Excerpted records -
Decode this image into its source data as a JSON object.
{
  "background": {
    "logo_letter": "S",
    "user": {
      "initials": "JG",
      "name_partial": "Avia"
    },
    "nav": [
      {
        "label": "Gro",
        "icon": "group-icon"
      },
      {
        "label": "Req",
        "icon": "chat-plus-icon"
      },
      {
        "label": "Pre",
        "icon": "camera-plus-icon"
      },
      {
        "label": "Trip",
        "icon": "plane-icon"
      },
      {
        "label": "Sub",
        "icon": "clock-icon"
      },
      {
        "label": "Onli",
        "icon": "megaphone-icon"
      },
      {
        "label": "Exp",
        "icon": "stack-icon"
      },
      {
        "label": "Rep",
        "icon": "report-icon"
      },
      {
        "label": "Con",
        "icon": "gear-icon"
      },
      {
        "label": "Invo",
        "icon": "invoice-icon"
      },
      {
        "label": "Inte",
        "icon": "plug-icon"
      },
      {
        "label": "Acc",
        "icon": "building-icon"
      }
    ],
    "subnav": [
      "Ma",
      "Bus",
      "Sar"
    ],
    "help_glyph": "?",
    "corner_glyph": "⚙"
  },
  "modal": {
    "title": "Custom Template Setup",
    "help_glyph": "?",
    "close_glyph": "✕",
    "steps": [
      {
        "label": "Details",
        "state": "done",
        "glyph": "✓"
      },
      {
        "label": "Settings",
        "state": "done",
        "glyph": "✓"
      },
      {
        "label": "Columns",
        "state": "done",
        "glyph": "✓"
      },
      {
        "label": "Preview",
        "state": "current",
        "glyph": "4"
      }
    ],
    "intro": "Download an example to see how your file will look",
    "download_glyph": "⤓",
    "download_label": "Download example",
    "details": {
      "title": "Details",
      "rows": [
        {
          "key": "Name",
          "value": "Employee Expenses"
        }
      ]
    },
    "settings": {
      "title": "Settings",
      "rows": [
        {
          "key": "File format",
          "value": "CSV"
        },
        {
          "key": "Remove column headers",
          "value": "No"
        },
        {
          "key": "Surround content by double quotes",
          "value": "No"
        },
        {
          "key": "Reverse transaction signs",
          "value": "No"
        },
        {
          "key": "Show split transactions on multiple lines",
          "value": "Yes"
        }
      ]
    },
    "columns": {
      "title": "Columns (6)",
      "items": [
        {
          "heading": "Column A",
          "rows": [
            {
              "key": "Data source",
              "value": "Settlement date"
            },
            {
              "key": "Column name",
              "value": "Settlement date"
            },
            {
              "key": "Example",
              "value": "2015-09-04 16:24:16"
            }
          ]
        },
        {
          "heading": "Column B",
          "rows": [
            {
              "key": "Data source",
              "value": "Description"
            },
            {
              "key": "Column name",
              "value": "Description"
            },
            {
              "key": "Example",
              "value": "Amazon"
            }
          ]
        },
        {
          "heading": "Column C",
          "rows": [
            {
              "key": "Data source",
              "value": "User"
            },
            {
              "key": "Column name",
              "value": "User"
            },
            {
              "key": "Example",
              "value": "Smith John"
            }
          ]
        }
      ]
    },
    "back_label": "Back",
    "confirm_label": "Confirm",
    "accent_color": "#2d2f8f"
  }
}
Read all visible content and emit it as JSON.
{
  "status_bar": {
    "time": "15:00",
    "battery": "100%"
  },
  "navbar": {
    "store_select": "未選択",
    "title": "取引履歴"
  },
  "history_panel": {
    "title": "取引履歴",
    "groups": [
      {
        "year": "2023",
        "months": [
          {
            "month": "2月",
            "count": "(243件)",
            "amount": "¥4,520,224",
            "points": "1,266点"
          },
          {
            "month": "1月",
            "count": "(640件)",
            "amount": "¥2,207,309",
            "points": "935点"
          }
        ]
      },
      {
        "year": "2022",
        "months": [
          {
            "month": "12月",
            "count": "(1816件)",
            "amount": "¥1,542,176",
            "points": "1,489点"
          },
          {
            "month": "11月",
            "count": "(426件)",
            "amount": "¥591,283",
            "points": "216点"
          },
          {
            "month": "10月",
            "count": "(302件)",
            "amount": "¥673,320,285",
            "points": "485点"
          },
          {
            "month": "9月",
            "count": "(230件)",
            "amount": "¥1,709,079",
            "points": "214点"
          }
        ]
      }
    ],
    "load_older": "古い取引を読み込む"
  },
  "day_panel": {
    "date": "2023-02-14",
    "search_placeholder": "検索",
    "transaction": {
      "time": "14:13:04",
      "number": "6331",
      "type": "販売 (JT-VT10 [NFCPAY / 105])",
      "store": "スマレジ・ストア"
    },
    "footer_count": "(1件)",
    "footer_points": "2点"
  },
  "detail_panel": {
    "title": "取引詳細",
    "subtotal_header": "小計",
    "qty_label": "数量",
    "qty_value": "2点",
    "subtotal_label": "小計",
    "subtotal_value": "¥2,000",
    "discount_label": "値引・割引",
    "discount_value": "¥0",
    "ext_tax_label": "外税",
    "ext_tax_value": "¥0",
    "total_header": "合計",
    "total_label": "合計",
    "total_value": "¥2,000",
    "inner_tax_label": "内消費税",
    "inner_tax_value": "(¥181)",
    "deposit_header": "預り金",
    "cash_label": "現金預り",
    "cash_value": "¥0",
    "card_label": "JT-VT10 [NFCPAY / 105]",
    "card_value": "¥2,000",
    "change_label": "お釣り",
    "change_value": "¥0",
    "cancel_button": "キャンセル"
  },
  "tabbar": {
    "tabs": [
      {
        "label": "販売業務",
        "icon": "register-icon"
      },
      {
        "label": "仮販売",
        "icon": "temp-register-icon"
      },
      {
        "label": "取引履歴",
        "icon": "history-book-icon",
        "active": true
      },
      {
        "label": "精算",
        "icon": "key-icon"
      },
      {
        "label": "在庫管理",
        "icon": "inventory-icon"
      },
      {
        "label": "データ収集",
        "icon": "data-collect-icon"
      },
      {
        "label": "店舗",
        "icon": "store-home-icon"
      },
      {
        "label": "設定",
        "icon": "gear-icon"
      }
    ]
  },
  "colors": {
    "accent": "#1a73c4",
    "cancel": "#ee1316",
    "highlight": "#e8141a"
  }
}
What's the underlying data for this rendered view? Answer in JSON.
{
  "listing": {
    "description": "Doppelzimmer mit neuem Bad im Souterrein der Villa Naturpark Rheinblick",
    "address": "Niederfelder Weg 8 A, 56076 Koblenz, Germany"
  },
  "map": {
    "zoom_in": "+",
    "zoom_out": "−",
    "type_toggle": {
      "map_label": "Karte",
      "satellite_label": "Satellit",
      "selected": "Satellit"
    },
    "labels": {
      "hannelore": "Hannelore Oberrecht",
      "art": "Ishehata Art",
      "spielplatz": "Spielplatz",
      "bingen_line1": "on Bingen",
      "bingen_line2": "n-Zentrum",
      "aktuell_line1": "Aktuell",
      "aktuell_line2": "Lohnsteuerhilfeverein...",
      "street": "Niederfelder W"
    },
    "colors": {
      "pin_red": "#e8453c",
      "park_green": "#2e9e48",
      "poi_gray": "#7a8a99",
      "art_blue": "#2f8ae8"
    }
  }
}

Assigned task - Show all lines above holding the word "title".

Response area -
    "title": "Custom Template Setup",
      "title": "Details",
      "title": "Settings",
      "title": "Columns (6)",
    "title": "取引履歴"
    "title": "取引履歴",
    "title": "取引詳細",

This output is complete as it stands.